Richard Gottfried stares moodily at the rush hour traffic, inching his way toward the Village, stymied because he can't for the life of him find James Street.

That's because, as he is finally informed, the suicide really occurred on Jane Street.

"We don't have to worry," he consoles the occupants of the van, "because that body is going to be there for a long time. Oh sure. The coroner's gotta come . . . It'll be there a long time."

Richard Gottfried is wrong. Action Movie News arrives at last at Jane Street to find a lone police car and no more corpse. He dashes out of the van to question the cops. One of them makes a diving motion with his hand.

Gottfried, 22 and new to this game, takes it pretty philosophically. "We had another lady who jumped today." He mulls that over. "Hope her psychiatrist isn't going to get paid.

Since nothing is happening once again, Gottfried parks the van, and releases bits from his past. "We used to make films like that in college. Yeah, we'd call it, 'The Wide World of Suicide.'"

He chuckles appreciatively. "Yeah, we'd get some wooden mannequins and film them falling off a roof, and SPLAT!!! With a lot of ketchup, you know? And we'd also have these judges yo know, judging the suicides with little cards with numbers on 'em lime 7, 8, and 9."

And then there was the time Gottfried filmed a funeral procession, much to the annoyance of some of the mourners, and the other time he decided he wanted to catch Son of Sam, and the year he spent photographing children - which he still likes to do. Children and landscapes. . .

But enough. There's a two-alarm fire raging in Queens. Gottfried, his eyes boring through the windshield, speeds through three red lights in his anxiety to get there. There's a man, says the radio, a man trapped in that fire. PR Never Hurts

But first - a word from John Delventhal, AMN director:

"Whenever we get to the scene of an incident, if we see a cop with his hat off or a fireman smoking on a ladder we give 'em an opportunity to rectify matters.

"We tell 'em, 'Okay, the press is here and we're shooting.' It's terrific public relations to do that. If he does put out his cigarette, he thinks, 'Okay. These guys are halfway decent.' My philosophy is they can always do you more harm than good."

Action Movie News likes to keep its news tips coming. 'What Channel?'

It is raining in Queens, but the floors above Spettmann's Bar are still shooting long tentacles of flame, by the time Action Movie News arrives One fireman injured, but no one (as far as could then be determined) trapped or killed.

The competition is there, giving the Action Movie Boys the verbal equivalent of a Bronx cheer, "You guys go to the gambling raid in Westchester this evening? Ten million dollars."

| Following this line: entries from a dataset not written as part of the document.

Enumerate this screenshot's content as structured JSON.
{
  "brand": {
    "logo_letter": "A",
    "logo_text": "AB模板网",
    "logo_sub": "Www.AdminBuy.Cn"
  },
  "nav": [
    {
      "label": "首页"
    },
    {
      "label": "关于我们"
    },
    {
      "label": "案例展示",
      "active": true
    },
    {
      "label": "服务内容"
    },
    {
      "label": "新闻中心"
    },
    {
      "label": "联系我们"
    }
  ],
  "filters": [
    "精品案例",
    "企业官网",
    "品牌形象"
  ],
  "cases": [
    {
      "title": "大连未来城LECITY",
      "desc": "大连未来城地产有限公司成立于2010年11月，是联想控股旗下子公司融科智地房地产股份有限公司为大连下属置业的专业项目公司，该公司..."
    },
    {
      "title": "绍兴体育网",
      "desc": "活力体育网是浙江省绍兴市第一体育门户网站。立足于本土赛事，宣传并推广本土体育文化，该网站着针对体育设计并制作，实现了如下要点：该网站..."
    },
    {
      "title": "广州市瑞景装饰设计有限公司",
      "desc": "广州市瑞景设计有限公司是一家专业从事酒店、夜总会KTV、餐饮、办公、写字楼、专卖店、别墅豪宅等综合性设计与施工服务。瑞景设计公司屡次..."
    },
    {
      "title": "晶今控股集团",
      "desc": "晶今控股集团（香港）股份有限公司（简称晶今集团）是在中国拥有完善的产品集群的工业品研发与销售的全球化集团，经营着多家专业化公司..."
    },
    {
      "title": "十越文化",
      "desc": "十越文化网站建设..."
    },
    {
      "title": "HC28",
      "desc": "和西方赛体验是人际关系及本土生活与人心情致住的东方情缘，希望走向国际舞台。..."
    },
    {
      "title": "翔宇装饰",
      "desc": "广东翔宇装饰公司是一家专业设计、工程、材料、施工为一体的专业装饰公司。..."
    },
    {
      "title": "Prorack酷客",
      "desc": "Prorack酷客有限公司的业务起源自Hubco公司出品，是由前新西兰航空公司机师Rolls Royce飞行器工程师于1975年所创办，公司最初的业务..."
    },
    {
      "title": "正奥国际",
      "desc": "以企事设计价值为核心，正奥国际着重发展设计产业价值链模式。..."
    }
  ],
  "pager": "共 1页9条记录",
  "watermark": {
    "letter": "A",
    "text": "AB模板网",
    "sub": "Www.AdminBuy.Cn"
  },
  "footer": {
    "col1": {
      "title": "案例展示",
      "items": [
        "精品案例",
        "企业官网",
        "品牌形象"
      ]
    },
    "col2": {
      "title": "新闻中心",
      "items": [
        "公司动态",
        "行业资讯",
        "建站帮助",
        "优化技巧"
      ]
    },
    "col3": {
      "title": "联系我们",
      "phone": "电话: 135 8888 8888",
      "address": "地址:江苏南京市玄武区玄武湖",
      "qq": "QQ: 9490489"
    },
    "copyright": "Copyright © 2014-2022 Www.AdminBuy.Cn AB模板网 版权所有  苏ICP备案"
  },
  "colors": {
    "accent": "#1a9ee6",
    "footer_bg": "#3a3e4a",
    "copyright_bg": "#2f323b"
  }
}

Gottfried ignores the taunts, with the disdain of a prince toward a peon. But you can tell, as he walks away, that he is a wounded man. The gambling raid in Chinatown that he shot, only netted $10,000, according to police."Don't tell them about Chinatown," he hisses.

Alone among the crowd that gathers (sizable for an 11 p.m. fire), the gawkers and the buffs and the cops and the firemen, only one person seems to be mourning the blaze. He stares at the huge fire lighting the sky, his eyes moist. Finally he walks away.

He is the owner of Spettmann's bar. He is asked if he is Mr. Spettmann.

"No," the sad man explains in accepted English. "No, you see the transaction has been made not 50 days ago."

But Action Movie News does not ask these questions - the stations don't like that. They're there to catch the fire.

When it's doused, they leave, Spettmann's bar is still standing.

"What channel?" a policeman calls after them. Just Another Night

"I've got a way of thinking," says Sheldon Levy as a fog closes in over the city. "Most adults are responsible for their fate. Whereas children on the other hand - children are really innocent. The only thing that bothers me personally is when a story involves children."

A call comes in over the radio. Two-alarm fire in New Jersey."I've been to the same building several times to see it burn," muses Levy, as he speeds on his way.

The fog grows thicker as Minicam I speeds through the silent streets. Finally, visibility is stunted to a few terrifying feet.

"Good night for a murder," offers the audio man.

"Bad night for shooting," says Sheldon Levy, voyeur for the millions.